(Mart. ex Tul.) L. P. Queiroz
Most species of Caesalpinia s.l. have poorly defined growth rings, with isolated vessels arranged in radial multiples. Pitting between vessels is alternate and covered, and fibres are generally not divided by a septum. The axial (i.e., longitudinal) parenchyma varies from a winged shape to confluent, and is irregularly storied (i.e., layered), while the rays (perpendicular to growth rings) are of variable height and generally comprise a single or double cell width. Libidibia in particular has layered longitudinal parenchyma and narrow homocellular (i.e., of uniform type) rays without crystals in the ray cells.
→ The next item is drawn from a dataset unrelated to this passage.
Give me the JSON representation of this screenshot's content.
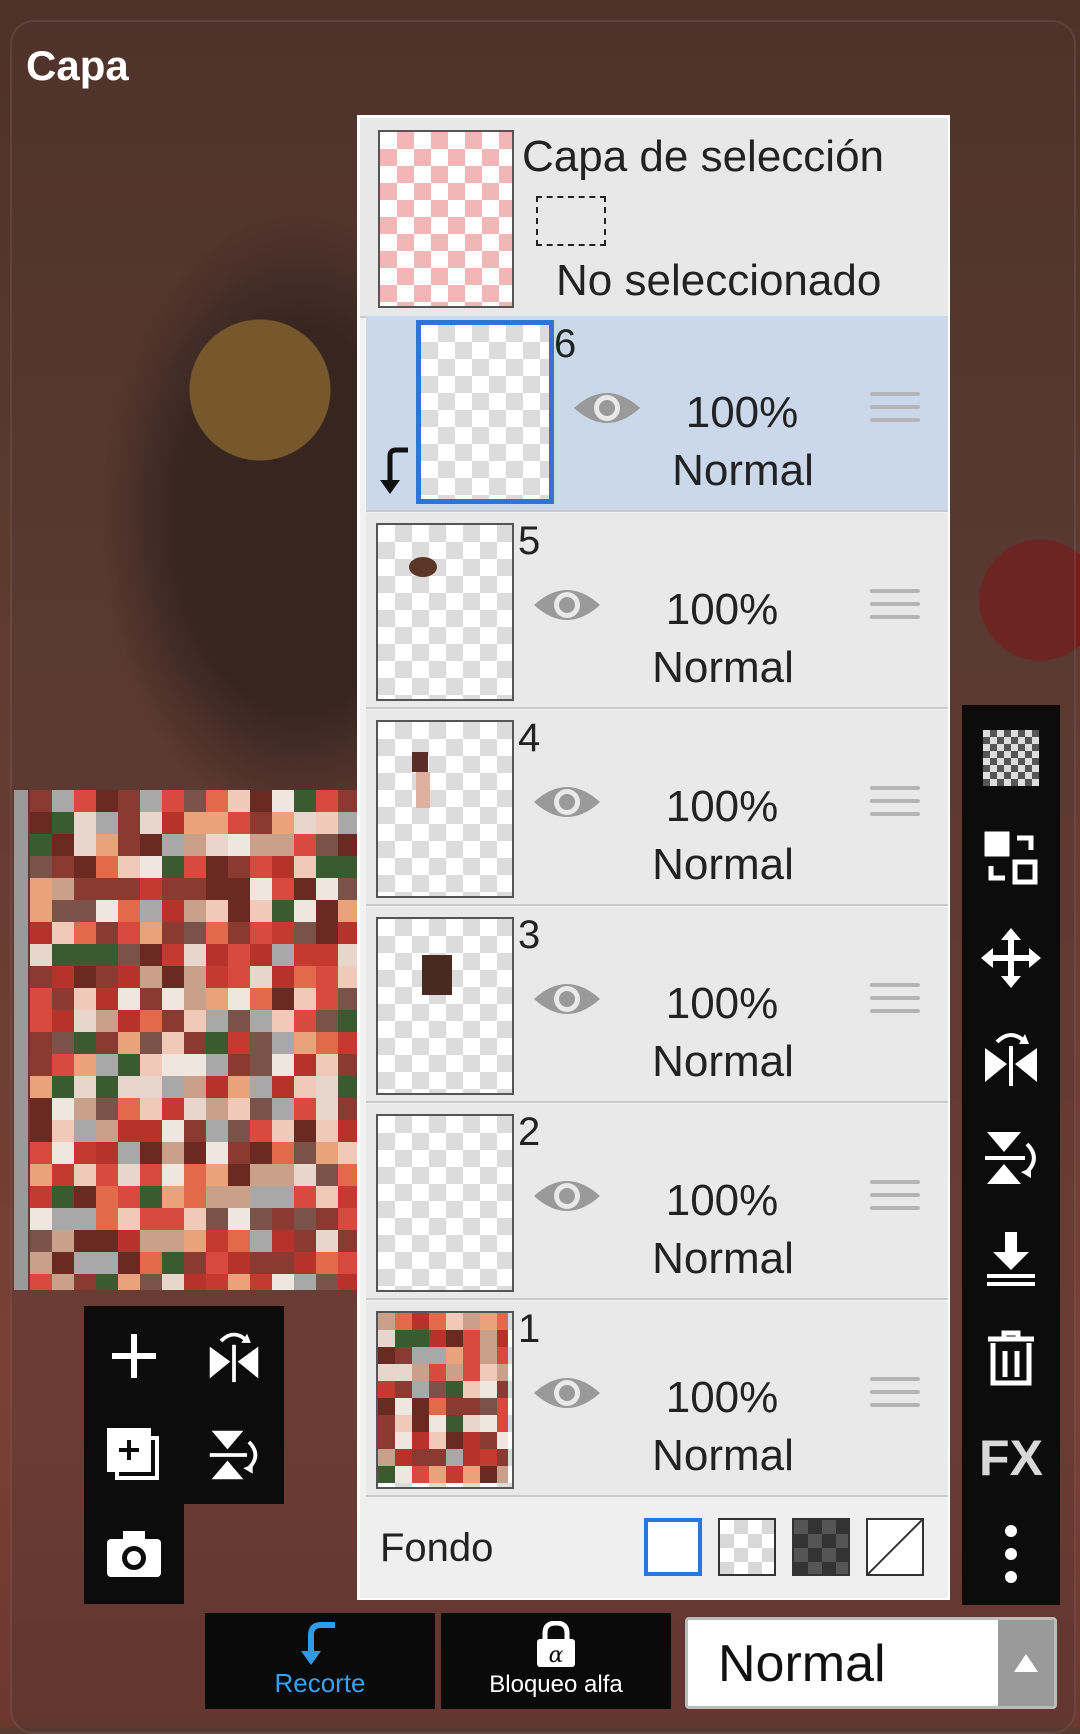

Its wood is often used for making fingerboards for electric basses and guitars. It has a similar feel and similar tonal attributes to rosewood, but is harder and has a slightly lighter colour. The wood may also be used for flooring, fancy furniture, and handgun grips. It is also known by the names morado, palo santo, caviuna, Brazilian ironwood, and Bolivian rosewood, though it is not actually rosewood.
In guitar making, pau ferro is not only used for fingerboards or bridges but also can be used for the back and sides of the acoustic guitar. The Brazilian guitar maker Giannini uses the wood (laminated) in many of its classical guitars. Although similar in many ways to rosewood, pau ferro has slightly different tonal qualities, with coloration from coffee brown to yellow brown and purple.
Pau ferro, used as a rosewood substitute, is a strong sensitizer capable of causing acute outbreaks of allergic and irritant dermatitis in workers not previously exposed to it. This, however, has not prevented furniture factories from using the product. Apparently, most workers develop tolerance to the wood. The allergen is (R)-3,4-dimethoxydalbergion, a strong skin sensitizer.